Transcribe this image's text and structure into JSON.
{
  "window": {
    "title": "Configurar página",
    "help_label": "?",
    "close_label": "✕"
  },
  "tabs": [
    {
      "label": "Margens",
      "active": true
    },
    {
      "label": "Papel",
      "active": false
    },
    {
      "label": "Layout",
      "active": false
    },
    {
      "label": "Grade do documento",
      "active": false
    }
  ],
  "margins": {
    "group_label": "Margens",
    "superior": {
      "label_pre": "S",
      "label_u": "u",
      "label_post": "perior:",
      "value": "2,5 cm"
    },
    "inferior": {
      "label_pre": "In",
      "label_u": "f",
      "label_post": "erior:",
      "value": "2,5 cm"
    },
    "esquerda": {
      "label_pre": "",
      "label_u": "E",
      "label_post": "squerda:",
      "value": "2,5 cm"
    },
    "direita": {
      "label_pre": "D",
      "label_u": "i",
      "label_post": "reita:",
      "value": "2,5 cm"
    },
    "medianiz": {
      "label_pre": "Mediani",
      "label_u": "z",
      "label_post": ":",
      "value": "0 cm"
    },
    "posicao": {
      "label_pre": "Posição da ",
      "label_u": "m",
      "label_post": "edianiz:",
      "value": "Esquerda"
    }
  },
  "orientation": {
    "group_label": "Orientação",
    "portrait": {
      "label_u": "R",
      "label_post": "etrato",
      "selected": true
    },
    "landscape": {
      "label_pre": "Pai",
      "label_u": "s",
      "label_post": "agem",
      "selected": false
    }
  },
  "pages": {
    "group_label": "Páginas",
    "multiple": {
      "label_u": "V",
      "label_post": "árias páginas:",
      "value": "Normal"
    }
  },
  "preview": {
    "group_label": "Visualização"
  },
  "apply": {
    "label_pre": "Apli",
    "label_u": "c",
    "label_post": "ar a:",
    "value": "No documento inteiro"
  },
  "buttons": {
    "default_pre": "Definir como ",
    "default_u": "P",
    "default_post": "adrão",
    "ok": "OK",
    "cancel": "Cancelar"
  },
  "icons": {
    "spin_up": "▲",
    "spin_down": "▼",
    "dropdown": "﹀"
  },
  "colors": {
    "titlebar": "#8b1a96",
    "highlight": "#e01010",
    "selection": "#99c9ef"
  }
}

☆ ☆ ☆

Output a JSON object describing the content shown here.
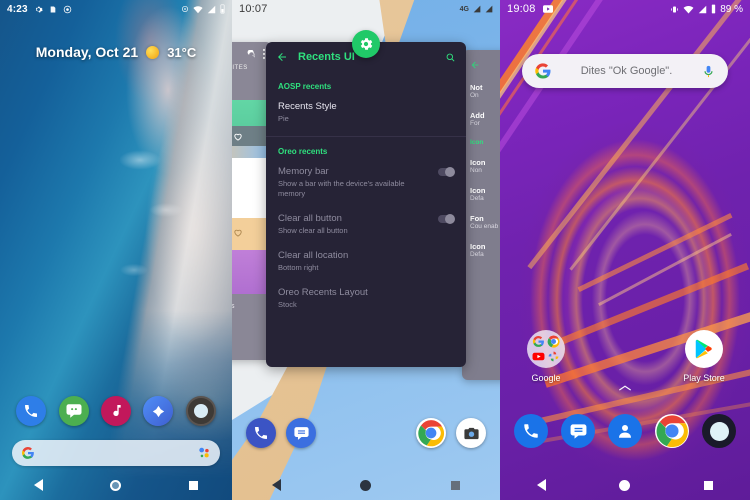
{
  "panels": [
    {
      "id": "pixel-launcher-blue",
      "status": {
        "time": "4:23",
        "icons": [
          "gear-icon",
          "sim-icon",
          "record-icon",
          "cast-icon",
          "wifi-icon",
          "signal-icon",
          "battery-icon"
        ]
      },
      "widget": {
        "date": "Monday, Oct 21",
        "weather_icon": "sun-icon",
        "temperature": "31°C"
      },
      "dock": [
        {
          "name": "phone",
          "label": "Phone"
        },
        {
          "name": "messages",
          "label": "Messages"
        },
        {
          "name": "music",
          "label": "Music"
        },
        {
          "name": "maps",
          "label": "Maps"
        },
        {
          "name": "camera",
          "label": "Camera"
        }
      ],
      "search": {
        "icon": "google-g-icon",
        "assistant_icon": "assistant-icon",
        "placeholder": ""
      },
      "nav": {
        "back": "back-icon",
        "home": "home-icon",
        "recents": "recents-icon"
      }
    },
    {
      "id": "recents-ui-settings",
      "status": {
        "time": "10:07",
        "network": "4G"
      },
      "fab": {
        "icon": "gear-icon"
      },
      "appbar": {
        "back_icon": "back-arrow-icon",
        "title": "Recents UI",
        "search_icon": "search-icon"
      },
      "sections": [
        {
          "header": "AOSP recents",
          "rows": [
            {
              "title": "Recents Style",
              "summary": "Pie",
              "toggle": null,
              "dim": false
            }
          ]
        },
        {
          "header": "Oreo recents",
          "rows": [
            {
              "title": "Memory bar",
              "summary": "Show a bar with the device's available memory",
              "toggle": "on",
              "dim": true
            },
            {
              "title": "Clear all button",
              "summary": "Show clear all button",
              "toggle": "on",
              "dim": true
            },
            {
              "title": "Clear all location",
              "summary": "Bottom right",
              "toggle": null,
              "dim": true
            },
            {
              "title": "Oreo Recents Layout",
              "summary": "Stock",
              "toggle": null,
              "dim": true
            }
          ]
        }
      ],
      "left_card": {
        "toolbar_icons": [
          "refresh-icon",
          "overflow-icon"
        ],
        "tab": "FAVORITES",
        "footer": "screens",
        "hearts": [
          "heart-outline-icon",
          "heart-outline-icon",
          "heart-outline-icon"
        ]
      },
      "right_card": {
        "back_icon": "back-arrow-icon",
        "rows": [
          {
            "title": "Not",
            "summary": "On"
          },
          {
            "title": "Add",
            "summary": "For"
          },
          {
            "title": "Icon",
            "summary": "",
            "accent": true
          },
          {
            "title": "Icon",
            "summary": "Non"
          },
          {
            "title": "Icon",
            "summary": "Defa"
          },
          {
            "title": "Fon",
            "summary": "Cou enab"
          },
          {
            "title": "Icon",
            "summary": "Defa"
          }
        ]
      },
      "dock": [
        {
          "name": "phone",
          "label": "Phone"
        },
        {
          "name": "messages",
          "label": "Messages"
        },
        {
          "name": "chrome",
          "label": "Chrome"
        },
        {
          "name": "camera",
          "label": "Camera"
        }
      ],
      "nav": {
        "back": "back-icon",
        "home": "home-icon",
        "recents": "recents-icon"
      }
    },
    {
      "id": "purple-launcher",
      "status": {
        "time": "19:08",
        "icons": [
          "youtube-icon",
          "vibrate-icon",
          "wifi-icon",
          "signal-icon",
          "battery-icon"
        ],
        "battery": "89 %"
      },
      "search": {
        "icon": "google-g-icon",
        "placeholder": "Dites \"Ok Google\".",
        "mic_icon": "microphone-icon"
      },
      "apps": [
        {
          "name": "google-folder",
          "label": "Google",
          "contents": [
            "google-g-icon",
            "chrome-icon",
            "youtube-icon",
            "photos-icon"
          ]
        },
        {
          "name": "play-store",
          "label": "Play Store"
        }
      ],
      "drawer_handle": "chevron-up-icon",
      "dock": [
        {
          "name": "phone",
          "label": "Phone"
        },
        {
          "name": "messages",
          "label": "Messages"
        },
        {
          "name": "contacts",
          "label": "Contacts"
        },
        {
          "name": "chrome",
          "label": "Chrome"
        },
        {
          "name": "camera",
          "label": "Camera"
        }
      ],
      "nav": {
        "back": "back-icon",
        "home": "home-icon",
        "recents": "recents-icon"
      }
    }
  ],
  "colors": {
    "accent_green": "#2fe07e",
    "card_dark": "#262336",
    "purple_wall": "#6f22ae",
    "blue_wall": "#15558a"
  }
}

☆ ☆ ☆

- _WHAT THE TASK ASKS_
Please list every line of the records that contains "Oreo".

- _RESPONSE TO THE TASK_
          "header": "Oreo recents",
              "title": "Oreo Recents Layout",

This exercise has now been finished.